‘Alright, Ange.’ She’s so stiff and upright and official. Nails to the quick. Back when she worked with birds of prey, she had flight in her eyes. Eagle maiden with a leather glove, straight out of some medieval fantasy book. Look into those big browns now and there’s just a bunch of paper clips and a digital calendar. Sometimes she gets so wound up I think she’ll burst. I remember being thirty-five. You still think you’ve got a life ahead of you, then forty hits and your skin goes south and you’re fucked. She doesn’t know the half of it. I get up to go.
‘Sit down, I haven’t finished. I hear you’ve been doing the voices again.’
That’ll be the rangers dobbing me in. Vanessa. Or Liu. Those toff- nosed hags won’t say a peep to me, but they’ve got mouths on them.
‘The tourists love it. So do the beasties —’

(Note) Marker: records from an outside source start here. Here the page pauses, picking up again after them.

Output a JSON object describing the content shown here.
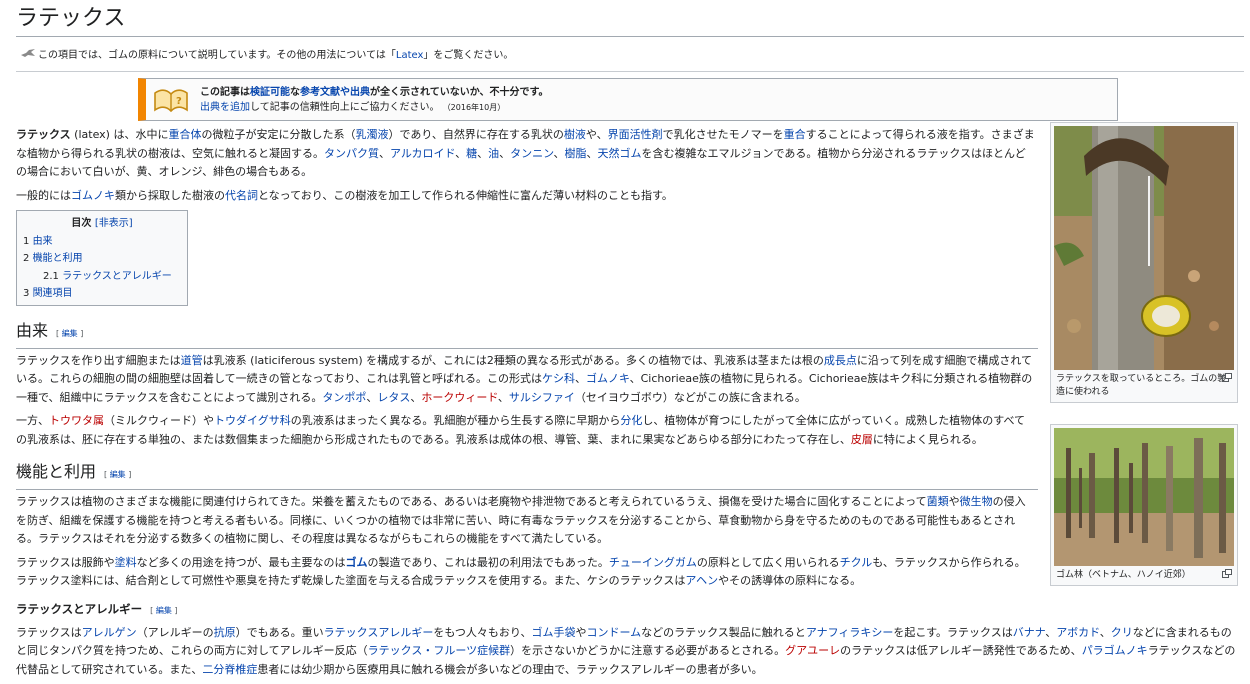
{
  "page_title": "ラテックス",
  "hatnote": {
    "text_pre": "この項目では、ゴムの原料について説明しています。その他の用法については「",
    "link": "Latex",
    "text_post": "」をご覧ください。"
  },
  "ambox": {
    "l1_a": "この記事は",
    "l1_link1": "検証可能",
    "l1_b": "な",
    "l1_link2": "参考文献や出典",
    "l1_c": "が全く示されていないか、不十分です。",
    "l2_link": "出典を追加",
    "l2_text": "して記事の信頼性向上にご協力ください。",
    "date": "（2016年10月）"
  },
  "intro": {
    "p1": [
      {
        "t": "ラテックス",
        "b": true
      },
      {
        "t": " (latex) は、水中に"
      },
      {
        "t": "重合体",
        "l": true
      },
      {
        "t": "の微粒子が安定に分散した系（"
      },
      {
        "t": "乳濁液",
        "l": true
      },
      {
        "t": "）であり、自然界に存在する乳状の"
      },
      {
        "t": "樹液",
        "l": true
      },
      {
        "t": "や、"
      },
      {
        "t": "界面活性剤",
        "l": true
      },
      {
        "t": "で乳化させたモノマーを"
      },
      {
        "t": "重合",
        "l": true
      },
      {
        "t": "することによって得られる液を指す。さまざまな植物から得られる乳状の樹液は、空気に触れると凝固する。"
      },
      {
        "t": "タンパク質",
        "l": true
      },
      {
        "t": "、"
      },
      {
        "t": "アルカロイド",
        "l": true
      },
      {
        "t": "、"
      },
      {
        "t": "糖",
        "l": true
      },
      {
        "t": "、"
      },
      {
        "t": "油",
        "l": true
      },
      {
        "t": "、"
      },
      {
        "t": "タンニン",
        "l": true
      },
      {
        "t": "、"
      },
      {
        "t": "樹脂",
        "l": true
      },
      {
        "t": "、"
      },
      {
        "t": "天然ゴム",
        "l": true
      },
      {
        "t": "を含む複雑なエマルジョンである。植物から分泌されるラテックスはほとんどの場合において白いが、黄、オレンジ、緋色の場合もある。"
      }
    ],
    "p2": [
      {
        "t": "一般的には"
      },
      {
        "t": "ゴムノキ",
        "l": true
      },
      {
        "t": "類から採取した樹液の"
      },
      {
        "t": "代名詞",
        "l": true
      },
      {
        "t": "となっており、この樹液を加工して作られる伸縮性に富んだ薄い材料のことも指す。"
      }
    ]
  },
  "toc": {
    "title": "目次",
    "toggle": "[非表示]",
    "items": [
      {
        "num": "1",
        "label": "由来"
      },
      {
        "num": "2",
        "label": "機能と利用"
      },
      {
        "num": "2.1",
        "label": "ラテックスとアレルギー"
      },
      {
        "num": "3",
        "label": "関連項目"
      }
    ]
  },
  "edit_label": "編集",
  "sec1": {
    "title": "由来",
    "p1": [
      {
        "t": "ラテックスを作り出す細胞または"
      },
      {
        "t": "道管",
        "l": true
      },
      {
        "t": "は乳液系 (laticiferous system) を構成するが、これには2種類の異なる形式がある。多くの植物では、乳液系は茎または根の"
      },
      {
        "t": "成長点",
        "l": true
      },
      {
        "t": "に沿って列を成す細胞で構成されている。これらの細胞の間の細胞壁は固着して一続きの管となっており、これは乳管と呼ばれる。この形式は"
      },
      {
        "t": "ケシ科",
        "l": true
      },
      {
        "t": "、"
      },
      {
        "t": "ゴムノキ",
        "l": true
      },
      {
        "t": "、Cichorieae族の植物に見られる。Cichorieae族はキク科に分類される植物群の一種で、組織中にラテックスを含むことによって識別される。"
      },
      {
        "t": "タンポポ",
        "l": true
      },
      {
        "t": "、"
      },
      {
        "t": "レタス",
        "l": true
      },
      {
        "t": "、"
      },
      {
        "t": "ホークウィード",
        "r": true
      },
      {
        "t": "、"
      },
      {
        "t": "サルシファイ",
        "l": true
      },
      {
        "t": "（セイヨウゴボウ）などがこの族に含まれる。"
      }
    ],
    "p2": [
      {
        "t": "一方、"
      },
      {
        "t": "トウワタ属",
        "r": true
      },
      {
        "t": "（ミルクウィード）や"
      },
      {
        "t": "トウダイグサ科",
        "l": true
      },
      {
        "t": "の乳液系はまったく異なる。乳細胞が種から生長する際に早期から"
      },
      {
        "t": "分化",
        "l": true
      },
      {
        "t": "し、植物体が育つにしたがって全体に広がっていく。成熟した植物体のすべての乳液系は、胚に存在する単独の、または数個集まった細胞から形成されたものである。乳液系は成体の根、導管、葉、まれに果実などあらゆる部分にわたって存在し、"
      },
      {
        "t": "皮層",
        "r": true
      },
      {
        "t": "に特によく見られる。"
      }
    ]
  },
  "sec2": {
    "title": "機能と利用",
    "p1": [
      {
        "t": "ラテックスは植物のさまざまな機能に関連付けられてきた。栄養を蓄えたものである、あるいは老廃物や排泄物であると考えられているうえ、損傷を受けた場合に固化することによって"
      },
      {
        "t": "菌類",
        "l": true
      },
      {
        "t": "や"
      },
      {
        "t": "微生物",
        "l": true
      },
      {
        "t": "の侵入を防ぎ、組織を保護する機能を持つと考える者もいる。同様に、いくつかの植物では非常に苦い、時に有毒なラテックスを分泌することから、草食動物から身を守るためのものである可能性もあるとされる。ラテックスはそれを分泌する数多くの植物に関し、その程度は異なるながらもこれらの機能をすべて満たしている。"
      }
    ],
    "p2": [
      {
        "t": "ラテックスは服飾や"
      },
      {
        "t": "塗料",
        "l": true
      },
      {
        "t": "など多くの用途を持つが、最も主要なのは"
      },
      {
        "t": "ゴム",
        "l": true,
        "b": true
      },
      {
        "t": "の製造であり、これは最初の利用法でもあった。"
      },
      {
        "t": "チューイングガム",
        "l": true
      },
      {
        "t": "の原料として広く用いられる"
      },
      {
        "t": "チクル",
        "l": true
      },
      {
        "t": "も、ラテックスから作られる。ラテックス塗料には、結合剤として可燃性や悪臭を持たず乾燥した塗面を与える合成ラテックスを使用する。また、ケシのラテックスは"
      },
      {
        "t": "アヘン",
        "l": true
      },
      {
        "t": "やその誘導体の原料になる。"
      }
    ]
  },
  "sec21": {
    "title": "ラテックスとアレルギー",
    "p1": [
      {
        "t": "ラテックスは"
      },
      {
        "t": "アレルゲン",
        "l": true
      },
      {
        "t": "（アレルギーの"
      },
      {
        "t": "抗原",
        "l": true
      },
      {
        "t": "）でもある。重い"
      },
      {
        "t": "ラテックスアレルギー",
        "l": true
      },
      {
        "t": "をもつ人々もおり、"
      },
      {
        "t": "ゴム手袋",
        "l": true
      },
      {
        "t": "や"
      },
      {
        "t": "コンドーム",
        "l": true
      },
      {
        "t": "などのラテックス製品に触れると"
      },
      {
        "t": "アナフィラキシー",
        "l": true
      },
      {
        "t": "を起こす。ラテックスは"
      },
      {
        "t": "バナナ",
        "l": true
      },
      {
        "t": "、"
      },
      {
        "t": "アボカド",
        "l": true
      },
      {
        "t": "、"
      },
      {
        "t": "クリ",
        "l": true
      },
      {
        "t": "などに含まれるものと同じタンパク質を持つため、これらの両方に対してアレルギー反応（"
      },
      {
        "t": "ラテックス・フルーツ症候群",
        "l": true
      },
      {
        "t": "）を示さないかどうかに注意する必要があるとされる。"
      },
      {
        "t": "グアユーレ",
        "r": true
      },
      {
        "t": "のラテックスは低アレルギー誘発性であるため、"
      },
      {
        "t": "パラゴムノキ",
        "l": true
      },
      {
        "t": "ラテックスなどの代替品として研究されている。また、"
      },
      {
        "t": "二分脊椎症",
        "l": true
      },
      {
        "t": "患者には幼少期から医療用具に触れる機会が多いなどの理由で、ラテックスアレルギーの患者が多い。"
      }
    ]
  },
  "thumb1": {
    "caption": "ラテックスを取っているところ。ゴムの製造に使われる"
  },
  "thumb2": {
    "caption": "ゴム林（ベトナム、ハノイ近郊）"
  },
  "colors": {
    "link": "#0645ad",
    "redlink": "#ba0000",
    "ambox_accent": "#f28500",
    "border": "#a2a9b1"
  }
}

‘It’s against everything we stand for at the Park. Respect, accurate information —’
‘Exploitation.’ Idiot. ‘What?’
‘Just kidding. But I’ve read the manual, Ange —’
‘Well, read it again. It’s not Disney, here. It’s not The Lion King. You know what it says in the manual?’ I open my mouth, shut it again. ‘It says people who anthropomorphise tend not to read cues, and people who don’t read cues are dangerous. Dangerous to themselves, dangerous to the animals, and dangerous to visitors. I don’t want danger here. I don’t want to hear that you’ve been putting everyone and everything at risk.’
She waves me out. I stop by the eagle poster. ‘You bringing Kim over tonight?’
She nods sharply, but her face softens a bit. It’s Thursday. Kimberly always stays at mine on a Thursday. Ange goes up the city for a busi- ness masterclass, then does what single ladies do these days: hangs out with other women doing exercise, changing profile pics, and going to expensive bars. In my time you just went to a pub, got shitfaced, picked up. Never caught her with anyone, no matter how early I drop by the next day.
‘Hey, Ange? I was wondering about my application. For the ranger job. You said —’
‘Really, Jean? Really?’
I duck out. Rather get bitten by sweet Sue than face Angela, some days.
Out in the gift-shop courtyard, some of the rangers and guides are having an early dinner, alongside the tourists. The chip fryer broke down last week, but they’ve got it going again and the smell is terrific. My stomach groans. The rangers avoid my eye, but one of the tourists remembers me, calls out, ‘It’s the dingo lady! Hey, dingo lady, can we have a photo?’ Andy pokes his head out and calls me into his office before I have the chance to pose. I go to lean in his doorway.
‘Shut it. Jeez.’
I do and pull the hip flask from my pocket. We have a nip. The vodka is cheap. I prefer the sweet stuff — sherry, rum — but voddy is good for work. The Guide Manager’s office is tiny, with high open windows. It houses a massive straw-coloured python called Blondie in a too-small cage. She’s our showgirl, and when she’s not wrapped around the neck of some tourist getting her photo taken, she lives a sad, safe life by Andy’s desk. Reckon she’s the only actual animal Andy sees most days. I watch her as Andy takes another shot. Will her to lift her diamond-shaped serpent head, but she doesn’t.
Sufficiently boozed, Andy grimaces at me. ‘Exciting day?’ ‘Woof. You could sell tickets.’ I show him my hand.
‘You got bit?’ His voice is apologetic, like he’s done the damage. He rummages through his drawers, but only turns out a ratty Band- Aid you wouldn’t put near anyone. ‘You got all your shots, right?’
– Laura Jean McKay, The Animals in That Country (Scribe Publications)